Many Americans are victims of diabetes and insulin resistance, thanks to the unstoppable marketing of processed foods by big food companies. And without the proper precautions, morning may be the most dangerous time for your blood sugar if you have these problems.
A study at Tel Aviv University in Israel shows that if you have type 2 diabetes and you skip breakfast, you can harmfully alter your body’s blood sugar levels throughout the rest of the day. The result: Your blood sugar levels can spike after every subsequent meal. And the body’s response to insulin, the hormone that helps take sugar out of the blood stream, will be woefully inadequate.
“Despite the fact that many studies have previously demonstrated the benefits of a high-caloric breakfast for weight loss and to regulate the glucose metabolism, very little was known regarding the effect of skipping breakfast on glycemic (blood sugar) spikes after meals throughout the entire day,” says researcher Daniela Jakubowicz. “It is quite remarkable that, for type-2 diabetic individuals, the omission of breakfast is associated with a significant increase in all-day blood sugar spikes and of HbA1C, which represents average blood glucose levels over the preceding three months.” (The compound HbA1C circulates in the blood and is formed in response to increases in blood sugar.)
Before they did the study, the researchers were pretty sure skipping breakfast would do bad things to blood sugar, but they were shocked at how negative the results turned out to be.
“We theorized that the omission of breakfast would not be healthy, but it was surprising to see such a high degree of deterioration of glucose metabolism only because the participants did not eat breakfast,” says Jakubowicz.
According to the researchers, not eating until lunch can also increase the amount of fatty acids being carried in your blood. That can make insulin less effective at controlling blood sugar.
As far as I’m concerned, breakfast is usually my favorite meal so I have no problem making breakfast mandatory. I find that starting the day with a cup of coffee, an egg and fruit helps me get my brain out of the cobwebs. And I usually follow those foods with leftovers from last night’s dinner.
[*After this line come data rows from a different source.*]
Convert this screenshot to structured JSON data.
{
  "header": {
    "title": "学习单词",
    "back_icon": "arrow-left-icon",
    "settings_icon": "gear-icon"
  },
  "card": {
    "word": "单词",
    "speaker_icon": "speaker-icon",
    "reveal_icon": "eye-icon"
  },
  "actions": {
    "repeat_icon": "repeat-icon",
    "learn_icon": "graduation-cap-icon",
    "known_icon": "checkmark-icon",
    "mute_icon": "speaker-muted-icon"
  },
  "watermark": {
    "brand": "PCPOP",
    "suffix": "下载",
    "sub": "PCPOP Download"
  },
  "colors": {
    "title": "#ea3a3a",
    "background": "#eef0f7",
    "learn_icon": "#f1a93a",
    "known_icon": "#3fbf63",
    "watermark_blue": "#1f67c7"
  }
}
If you’re short on time for breakfast, throw together a smoothie using whey protein as one of the ingredients. A daily intake of 20 grams of whey protein has been shown to significantly improve insulin production and glucose metabolism.